**EXERCISE OBJECTIVE**
Find how many lines of the records below contain the word "image" and write that number by itself.
____________
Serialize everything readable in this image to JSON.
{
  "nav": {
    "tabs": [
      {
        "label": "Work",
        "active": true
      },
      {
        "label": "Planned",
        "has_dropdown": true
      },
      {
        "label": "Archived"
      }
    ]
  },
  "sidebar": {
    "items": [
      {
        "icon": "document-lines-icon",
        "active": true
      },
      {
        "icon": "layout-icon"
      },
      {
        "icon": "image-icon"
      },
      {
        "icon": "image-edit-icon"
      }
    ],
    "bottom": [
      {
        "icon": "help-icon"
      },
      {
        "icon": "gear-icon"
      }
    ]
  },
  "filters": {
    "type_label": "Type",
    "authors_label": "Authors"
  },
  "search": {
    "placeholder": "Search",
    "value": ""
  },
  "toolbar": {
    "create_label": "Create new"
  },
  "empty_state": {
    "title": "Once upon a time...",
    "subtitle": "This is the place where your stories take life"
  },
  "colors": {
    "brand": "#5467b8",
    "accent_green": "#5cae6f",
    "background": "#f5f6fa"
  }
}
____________
**RESPONSE AREA**
3